Problem description »
Work out how many lines of the data contain "must" and reply with that number alone.

(Source data)
-=-=-
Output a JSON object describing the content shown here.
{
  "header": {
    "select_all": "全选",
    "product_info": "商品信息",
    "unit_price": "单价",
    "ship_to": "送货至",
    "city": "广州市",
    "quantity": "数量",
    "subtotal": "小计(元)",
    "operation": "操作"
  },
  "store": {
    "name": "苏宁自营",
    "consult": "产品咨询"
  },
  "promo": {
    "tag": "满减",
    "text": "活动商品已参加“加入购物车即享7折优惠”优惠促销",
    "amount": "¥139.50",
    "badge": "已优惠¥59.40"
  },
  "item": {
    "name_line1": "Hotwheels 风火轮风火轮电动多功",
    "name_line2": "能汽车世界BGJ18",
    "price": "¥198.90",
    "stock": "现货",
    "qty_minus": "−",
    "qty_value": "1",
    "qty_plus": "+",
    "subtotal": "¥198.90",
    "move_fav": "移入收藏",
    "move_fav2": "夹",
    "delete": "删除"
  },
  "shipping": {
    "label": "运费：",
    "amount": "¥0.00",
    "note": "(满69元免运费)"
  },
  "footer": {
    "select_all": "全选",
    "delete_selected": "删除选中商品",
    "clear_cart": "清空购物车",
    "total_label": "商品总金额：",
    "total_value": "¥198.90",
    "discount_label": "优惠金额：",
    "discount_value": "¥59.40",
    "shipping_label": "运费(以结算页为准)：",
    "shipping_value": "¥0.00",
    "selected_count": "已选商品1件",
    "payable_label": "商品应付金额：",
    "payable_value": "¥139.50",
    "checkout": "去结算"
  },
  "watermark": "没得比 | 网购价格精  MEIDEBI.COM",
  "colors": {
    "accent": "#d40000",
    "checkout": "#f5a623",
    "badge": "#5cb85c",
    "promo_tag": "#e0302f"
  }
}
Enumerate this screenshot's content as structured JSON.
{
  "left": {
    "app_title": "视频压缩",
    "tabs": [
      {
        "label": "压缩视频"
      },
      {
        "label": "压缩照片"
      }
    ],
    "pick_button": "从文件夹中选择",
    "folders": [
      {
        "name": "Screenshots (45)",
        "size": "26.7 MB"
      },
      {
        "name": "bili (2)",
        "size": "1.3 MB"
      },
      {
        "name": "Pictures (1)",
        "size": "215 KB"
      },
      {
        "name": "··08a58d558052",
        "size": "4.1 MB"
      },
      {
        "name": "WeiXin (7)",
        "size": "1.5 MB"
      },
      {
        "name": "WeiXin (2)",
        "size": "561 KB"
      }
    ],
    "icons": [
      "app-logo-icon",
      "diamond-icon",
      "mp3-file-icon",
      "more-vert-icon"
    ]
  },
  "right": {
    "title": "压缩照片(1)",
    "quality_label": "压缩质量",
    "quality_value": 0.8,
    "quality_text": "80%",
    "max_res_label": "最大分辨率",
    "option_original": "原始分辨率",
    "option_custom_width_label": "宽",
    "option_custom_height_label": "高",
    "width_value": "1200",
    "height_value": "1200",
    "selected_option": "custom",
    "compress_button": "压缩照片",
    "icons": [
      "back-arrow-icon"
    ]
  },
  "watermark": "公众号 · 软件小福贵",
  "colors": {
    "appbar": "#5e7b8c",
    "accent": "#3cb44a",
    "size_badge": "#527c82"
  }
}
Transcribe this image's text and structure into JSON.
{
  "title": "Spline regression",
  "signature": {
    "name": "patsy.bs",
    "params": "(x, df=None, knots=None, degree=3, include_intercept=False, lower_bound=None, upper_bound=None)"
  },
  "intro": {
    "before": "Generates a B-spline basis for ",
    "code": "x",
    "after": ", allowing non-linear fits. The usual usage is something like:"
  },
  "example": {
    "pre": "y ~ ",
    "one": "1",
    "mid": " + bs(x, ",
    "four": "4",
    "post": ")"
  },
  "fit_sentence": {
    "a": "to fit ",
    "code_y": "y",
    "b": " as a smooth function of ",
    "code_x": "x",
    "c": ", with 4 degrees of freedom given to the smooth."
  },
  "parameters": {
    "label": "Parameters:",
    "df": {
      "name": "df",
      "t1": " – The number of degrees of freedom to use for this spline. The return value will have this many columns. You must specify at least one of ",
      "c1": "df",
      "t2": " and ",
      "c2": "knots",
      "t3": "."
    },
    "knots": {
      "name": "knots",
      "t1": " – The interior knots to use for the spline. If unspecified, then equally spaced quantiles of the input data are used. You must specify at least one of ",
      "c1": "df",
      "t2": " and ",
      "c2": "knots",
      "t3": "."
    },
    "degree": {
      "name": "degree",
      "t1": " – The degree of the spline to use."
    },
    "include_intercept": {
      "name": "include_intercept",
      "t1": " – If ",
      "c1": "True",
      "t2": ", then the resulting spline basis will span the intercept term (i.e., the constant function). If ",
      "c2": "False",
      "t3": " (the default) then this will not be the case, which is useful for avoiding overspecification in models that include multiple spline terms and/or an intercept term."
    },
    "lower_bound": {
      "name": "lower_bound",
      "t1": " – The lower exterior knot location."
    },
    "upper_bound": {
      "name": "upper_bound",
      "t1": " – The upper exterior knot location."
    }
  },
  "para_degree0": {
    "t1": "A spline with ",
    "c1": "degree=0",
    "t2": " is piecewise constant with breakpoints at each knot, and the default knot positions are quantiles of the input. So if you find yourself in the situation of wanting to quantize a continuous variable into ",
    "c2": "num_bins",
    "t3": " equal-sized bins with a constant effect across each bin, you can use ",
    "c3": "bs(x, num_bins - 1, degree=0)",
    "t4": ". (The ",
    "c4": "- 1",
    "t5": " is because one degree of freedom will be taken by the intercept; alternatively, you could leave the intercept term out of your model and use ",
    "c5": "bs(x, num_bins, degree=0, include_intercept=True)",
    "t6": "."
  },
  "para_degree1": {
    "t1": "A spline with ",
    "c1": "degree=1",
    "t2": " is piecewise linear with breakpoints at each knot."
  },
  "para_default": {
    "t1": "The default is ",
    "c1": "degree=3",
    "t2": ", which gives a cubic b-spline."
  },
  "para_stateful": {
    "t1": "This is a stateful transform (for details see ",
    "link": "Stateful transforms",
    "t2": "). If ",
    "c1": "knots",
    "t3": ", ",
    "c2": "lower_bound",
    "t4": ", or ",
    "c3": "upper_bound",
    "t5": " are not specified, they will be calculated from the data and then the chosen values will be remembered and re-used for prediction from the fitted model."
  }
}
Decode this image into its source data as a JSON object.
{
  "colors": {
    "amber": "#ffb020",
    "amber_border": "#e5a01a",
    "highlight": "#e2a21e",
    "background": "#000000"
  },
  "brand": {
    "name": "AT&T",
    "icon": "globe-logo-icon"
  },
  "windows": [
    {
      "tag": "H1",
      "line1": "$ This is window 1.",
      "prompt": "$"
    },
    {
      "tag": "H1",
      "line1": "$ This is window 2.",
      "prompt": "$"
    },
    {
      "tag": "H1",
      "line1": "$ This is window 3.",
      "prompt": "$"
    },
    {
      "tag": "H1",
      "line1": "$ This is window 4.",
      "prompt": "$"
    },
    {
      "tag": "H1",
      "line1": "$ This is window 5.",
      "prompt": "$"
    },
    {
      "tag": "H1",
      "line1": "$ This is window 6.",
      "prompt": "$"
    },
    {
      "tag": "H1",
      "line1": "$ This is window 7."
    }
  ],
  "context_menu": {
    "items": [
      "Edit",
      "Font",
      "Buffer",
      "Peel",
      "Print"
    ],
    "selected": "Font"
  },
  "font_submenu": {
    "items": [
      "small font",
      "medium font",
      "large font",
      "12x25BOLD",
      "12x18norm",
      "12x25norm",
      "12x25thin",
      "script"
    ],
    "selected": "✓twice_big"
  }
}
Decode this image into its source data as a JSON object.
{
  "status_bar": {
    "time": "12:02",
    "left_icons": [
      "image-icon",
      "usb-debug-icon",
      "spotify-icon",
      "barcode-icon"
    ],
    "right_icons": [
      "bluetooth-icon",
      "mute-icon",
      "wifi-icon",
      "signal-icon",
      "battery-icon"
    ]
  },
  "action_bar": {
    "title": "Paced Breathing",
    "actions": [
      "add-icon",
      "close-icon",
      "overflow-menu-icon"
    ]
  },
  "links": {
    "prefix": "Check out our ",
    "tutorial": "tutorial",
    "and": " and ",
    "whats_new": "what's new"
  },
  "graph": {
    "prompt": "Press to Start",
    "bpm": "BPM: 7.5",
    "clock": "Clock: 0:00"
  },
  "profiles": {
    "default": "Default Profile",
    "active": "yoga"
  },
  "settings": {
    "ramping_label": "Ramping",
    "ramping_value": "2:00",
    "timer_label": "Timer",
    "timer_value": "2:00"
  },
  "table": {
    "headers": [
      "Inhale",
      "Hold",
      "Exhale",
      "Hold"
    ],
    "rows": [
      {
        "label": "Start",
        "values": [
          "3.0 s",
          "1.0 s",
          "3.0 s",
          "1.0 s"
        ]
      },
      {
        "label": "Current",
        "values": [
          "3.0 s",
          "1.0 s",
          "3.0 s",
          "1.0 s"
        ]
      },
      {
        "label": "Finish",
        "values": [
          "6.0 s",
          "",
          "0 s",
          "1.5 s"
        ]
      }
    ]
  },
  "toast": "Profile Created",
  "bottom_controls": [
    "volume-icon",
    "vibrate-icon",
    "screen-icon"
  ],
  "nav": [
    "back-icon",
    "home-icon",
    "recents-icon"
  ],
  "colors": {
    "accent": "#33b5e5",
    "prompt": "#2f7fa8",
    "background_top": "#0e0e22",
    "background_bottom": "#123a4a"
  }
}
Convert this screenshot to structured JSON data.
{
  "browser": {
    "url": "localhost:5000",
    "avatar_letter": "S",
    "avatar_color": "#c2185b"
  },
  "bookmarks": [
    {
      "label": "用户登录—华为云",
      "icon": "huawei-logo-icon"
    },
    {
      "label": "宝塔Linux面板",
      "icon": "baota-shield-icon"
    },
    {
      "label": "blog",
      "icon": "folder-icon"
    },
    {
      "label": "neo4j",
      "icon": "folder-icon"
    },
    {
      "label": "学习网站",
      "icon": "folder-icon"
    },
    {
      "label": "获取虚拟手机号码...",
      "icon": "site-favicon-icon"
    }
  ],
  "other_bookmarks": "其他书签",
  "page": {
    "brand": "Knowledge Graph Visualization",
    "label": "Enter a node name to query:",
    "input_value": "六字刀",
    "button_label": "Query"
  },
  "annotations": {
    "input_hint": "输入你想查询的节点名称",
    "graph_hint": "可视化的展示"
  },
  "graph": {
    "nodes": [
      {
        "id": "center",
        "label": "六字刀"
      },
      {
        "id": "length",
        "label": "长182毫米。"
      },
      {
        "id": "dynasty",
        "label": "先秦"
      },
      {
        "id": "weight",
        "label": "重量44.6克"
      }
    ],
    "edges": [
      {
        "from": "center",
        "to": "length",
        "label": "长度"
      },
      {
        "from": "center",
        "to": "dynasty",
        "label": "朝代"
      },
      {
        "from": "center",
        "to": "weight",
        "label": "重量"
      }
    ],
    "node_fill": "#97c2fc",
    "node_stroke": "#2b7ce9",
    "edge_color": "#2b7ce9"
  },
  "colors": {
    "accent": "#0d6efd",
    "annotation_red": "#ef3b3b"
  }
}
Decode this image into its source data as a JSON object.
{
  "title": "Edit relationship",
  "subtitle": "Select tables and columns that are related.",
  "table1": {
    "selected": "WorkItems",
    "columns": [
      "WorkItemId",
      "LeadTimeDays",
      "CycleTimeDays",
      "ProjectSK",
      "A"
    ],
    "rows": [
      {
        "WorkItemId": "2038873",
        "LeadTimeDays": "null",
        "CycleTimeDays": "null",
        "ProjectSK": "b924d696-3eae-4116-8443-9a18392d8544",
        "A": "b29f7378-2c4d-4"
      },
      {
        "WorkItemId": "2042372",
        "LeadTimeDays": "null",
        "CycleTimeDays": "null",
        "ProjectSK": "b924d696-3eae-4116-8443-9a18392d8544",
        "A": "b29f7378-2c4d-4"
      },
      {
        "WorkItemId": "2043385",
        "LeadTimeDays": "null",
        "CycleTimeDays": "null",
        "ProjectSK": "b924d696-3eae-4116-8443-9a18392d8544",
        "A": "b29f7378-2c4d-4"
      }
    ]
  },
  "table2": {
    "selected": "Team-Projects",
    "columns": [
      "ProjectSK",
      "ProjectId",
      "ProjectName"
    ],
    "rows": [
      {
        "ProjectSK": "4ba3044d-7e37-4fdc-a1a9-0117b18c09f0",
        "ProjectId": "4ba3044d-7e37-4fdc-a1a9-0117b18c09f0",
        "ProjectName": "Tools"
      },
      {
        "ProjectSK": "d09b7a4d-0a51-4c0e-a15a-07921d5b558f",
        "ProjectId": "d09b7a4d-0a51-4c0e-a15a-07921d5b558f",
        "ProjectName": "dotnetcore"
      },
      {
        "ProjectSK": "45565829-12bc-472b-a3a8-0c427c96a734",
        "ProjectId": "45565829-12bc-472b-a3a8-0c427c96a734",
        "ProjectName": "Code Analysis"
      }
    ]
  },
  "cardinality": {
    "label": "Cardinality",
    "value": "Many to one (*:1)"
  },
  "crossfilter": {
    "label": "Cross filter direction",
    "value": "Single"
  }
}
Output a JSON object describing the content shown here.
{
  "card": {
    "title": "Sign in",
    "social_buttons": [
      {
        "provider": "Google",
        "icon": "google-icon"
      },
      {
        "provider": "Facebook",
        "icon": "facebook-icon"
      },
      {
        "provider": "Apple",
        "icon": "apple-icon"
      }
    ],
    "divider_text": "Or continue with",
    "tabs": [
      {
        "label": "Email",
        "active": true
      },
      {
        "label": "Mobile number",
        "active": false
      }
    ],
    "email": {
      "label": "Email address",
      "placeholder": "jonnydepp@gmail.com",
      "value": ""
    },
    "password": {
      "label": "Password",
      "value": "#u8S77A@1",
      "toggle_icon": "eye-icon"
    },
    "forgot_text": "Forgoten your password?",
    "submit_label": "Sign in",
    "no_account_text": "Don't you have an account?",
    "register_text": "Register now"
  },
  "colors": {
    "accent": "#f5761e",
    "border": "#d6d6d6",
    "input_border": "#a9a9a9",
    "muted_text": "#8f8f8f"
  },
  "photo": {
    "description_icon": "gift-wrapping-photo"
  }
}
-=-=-
Solution for this problem »
2